Humans constantly seek truth, though this is often elusive. To this end, when we seek the truth about the world around us, we are seeking knowledge, and use the Ways of Knowing as the input by which we gain knowledge; we organize it into the Areas of Knowledge to provide a framework for this knowledge. But, it is pertinent to question how truth, what it is and how it is acquired, varies between Areas of Knowledge. How truth differs for a Knower between three Areas of Knowledge, mathematics, the arts, and ethics, is the subject that will be evaluated by this paper.
We can begin to define truth in each area by looking first at truth in mathematics. Mathematics is the application of numeration, and the studying of the properties, relationships, and operations of spatial numerical measurement. Mathematics, thus, approaches truth in a distinct way: it finds truth in the analysis of objective reality, using logic and deduction to find the general principles behind phenomena: the best example of this is a mathematical postulate which describes a phenomenon, and mathematical proofs which confirm it objectively and empirically.
We must then examine truth in art. Art is the application of skill to create unique works which promote the aesthetic tastes and ideas of the artist and stimulate a response in its observers. As art is unique in interpretation to every observer, truth in art is also distinct: it is found in the subjective emotional and critical response it evokes in its observation. For instance, everyone has a different view of a given work of art, as everyone’s emotional responses are distinctive and thus truth in art, the method of the artwork and its meaning, is unique to everyone.

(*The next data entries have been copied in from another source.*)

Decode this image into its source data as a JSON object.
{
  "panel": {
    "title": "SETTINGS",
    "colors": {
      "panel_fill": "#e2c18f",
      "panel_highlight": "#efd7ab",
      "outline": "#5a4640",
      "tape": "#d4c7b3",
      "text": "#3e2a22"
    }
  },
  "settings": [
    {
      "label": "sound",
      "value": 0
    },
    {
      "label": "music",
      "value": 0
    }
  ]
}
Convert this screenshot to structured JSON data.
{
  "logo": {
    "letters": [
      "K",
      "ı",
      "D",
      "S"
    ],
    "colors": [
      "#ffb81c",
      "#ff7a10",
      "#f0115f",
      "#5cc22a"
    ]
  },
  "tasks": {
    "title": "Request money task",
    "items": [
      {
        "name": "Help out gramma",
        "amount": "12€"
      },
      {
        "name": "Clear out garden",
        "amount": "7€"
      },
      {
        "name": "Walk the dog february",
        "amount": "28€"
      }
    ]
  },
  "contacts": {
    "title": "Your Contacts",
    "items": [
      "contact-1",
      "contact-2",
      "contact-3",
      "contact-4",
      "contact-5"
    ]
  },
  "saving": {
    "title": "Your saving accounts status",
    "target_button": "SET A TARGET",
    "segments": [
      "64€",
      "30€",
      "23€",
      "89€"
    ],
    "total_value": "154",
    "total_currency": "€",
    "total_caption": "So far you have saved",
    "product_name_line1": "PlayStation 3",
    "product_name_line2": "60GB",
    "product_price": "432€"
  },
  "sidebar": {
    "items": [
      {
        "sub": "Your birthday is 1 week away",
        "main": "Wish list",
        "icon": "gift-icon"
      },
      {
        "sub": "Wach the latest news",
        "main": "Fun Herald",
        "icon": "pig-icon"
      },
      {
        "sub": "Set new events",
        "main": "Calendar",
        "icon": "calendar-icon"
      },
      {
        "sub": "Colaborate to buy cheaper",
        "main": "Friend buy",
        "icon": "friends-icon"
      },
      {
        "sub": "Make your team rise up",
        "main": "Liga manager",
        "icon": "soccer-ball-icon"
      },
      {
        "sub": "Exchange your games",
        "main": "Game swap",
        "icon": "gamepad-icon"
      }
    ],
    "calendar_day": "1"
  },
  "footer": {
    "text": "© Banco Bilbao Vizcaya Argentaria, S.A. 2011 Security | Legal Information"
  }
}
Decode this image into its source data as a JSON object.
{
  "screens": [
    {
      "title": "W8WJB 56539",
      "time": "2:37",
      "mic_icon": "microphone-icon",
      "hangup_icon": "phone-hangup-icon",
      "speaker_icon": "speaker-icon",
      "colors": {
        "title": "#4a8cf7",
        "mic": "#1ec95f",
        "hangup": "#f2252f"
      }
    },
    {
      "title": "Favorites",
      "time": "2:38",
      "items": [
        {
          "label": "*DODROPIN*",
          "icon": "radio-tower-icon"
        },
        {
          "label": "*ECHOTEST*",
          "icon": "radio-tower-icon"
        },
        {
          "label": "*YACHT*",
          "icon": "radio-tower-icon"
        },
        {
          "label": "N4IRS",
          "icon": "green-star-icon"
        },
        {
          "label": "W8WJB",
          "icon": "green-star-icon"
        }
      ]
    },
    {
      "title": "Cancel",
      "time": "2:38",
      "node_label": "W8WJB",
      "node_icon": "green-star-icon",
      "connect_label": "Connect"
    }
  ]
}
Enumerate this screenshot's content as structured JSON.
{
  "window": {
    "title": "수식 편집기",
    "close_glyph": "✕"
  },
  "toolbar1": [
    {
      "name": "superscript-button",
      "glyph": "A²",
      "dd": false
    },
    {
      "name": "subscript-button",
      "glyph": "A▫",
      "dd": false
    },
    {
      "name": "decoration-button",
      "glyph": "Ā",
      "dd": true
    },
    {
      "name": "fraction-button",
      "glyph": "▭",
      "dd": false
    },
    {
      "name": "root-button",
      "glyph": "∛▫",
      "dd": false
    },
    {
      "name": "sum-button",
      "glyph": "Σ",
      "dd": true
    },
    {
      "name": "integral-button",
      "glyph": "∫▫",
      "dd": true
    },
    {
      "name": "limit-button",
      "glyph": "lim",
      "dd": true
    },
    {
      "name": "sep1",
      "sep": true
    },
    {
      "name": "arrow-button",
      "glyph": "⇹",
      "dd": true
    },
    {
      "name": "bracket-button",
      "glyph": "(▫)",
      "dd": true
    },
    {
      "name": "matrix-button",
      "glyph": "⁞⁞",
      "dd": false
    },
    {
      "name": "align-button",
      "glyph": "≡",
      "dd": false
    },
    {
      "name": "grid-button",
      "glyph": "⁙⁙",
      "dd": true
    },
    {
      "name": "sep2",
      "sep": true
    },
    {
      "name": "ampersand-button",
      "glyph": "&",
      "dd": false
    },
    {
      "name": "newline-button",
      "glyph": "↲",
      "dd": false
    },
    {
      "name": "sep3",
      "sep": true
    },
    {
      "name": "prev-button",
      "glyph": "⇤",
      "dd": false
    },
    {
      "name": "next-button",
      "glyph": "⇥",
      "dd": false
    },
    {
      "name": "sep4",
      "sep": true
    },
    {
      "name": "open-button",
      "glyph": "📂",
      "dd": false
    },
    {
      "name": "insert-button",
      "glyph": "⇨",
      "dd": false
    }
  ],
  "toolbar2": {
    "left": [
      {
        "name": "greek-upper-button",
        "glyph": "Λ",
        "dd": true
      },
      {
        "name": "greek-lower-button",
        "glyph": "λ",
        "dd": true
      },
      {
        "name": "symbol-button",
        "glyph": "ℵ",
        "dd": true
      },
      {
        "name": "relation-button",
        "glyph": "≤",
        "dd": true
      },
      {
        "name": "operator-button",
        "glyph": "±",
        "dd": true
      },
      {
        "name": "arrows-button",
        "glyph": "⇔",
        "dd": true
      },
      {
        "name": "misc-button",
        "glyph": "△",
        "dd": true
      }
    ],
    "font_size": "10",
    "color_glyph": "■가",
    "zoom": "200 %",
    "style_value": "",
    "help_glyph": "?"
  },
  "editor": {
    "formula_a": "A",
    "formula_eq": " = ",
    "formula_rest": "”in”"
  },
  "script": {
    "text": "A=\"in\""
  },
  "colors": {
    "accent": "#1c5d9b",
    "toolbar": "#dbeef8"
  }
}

We must now turn to the nature of truth in ethics. Ethics is the examination of morality and moral structures in human societies and the application of these structures to try and promote human well-being. Ethics also finds truth in a way distinct from the other Areas of Knowledge, as ethical decisions are made on the basis of personal experience. Personal experience, in turn, is shaped by the relationship between one’s experience in objective reality and their subjective feelings, for instance, one’s experiences will affect their morality, and one’s feelings are shaped by the nature of human experience itself.
However, these claims must be more closely examined. First, with mathematics, a serious problem arises when we state that truth in mathematics is based on objective reality. Mathematics itself is a complete abstraction—numbers and measurements are just human concepts. How can we possibly say that these are based in objective reality when they are only in our heads? This seems to be confirmed by the presence of “aesthetics” in mathematics: many mathematicians claim the presence of elegance in their proofs, and areas of mathematics like fractals can be shown to have obvious aesthetic qualities. Since we are first imposing an abstraction on reality, and...